Copy every line of the material precisely.
====== The records
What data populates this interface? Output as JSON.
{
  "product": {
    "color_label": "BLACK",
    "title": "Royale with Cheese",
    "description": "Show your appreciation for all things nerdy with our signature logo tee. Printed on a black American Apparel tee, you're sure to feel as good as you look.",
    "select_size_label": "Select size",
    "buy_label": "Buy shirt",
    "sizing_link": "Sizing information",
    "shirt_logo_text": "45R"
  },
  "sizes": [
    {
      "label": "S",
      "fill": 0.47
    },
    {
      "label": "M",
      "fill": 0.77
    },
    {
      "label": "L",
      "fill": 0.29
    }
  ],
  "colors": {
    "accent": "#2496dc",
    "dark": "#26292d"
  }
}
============
## Exercise answer
What data populates this interface? Output as JSON.
{
  "product": {
    "color_label": "BLACK",
    "title": "Royale with Cheese",
    "description": "Show your appreciation for all things nerdy with our signature logo tee. Printed on a black American Apparel tee, you're sure to feel as good as you look.",
    "select_size_label": "Select size",
    "buy_label": "Buy shirt",
    "sizing_link": "Sizing information",
    "shirt_logo_text": "45R"
  },
  "sizes": [
    {
      "label": "S",
      "fill": 0.47
    },
    {
      "label": "M",
      "fill": 0.77
    },
    {
      "label": "L",
      "fill": 0.29
    }
  ],
  "colors": {
    "accent": "#2496dc",
    "dark": "#26292d"
  }
}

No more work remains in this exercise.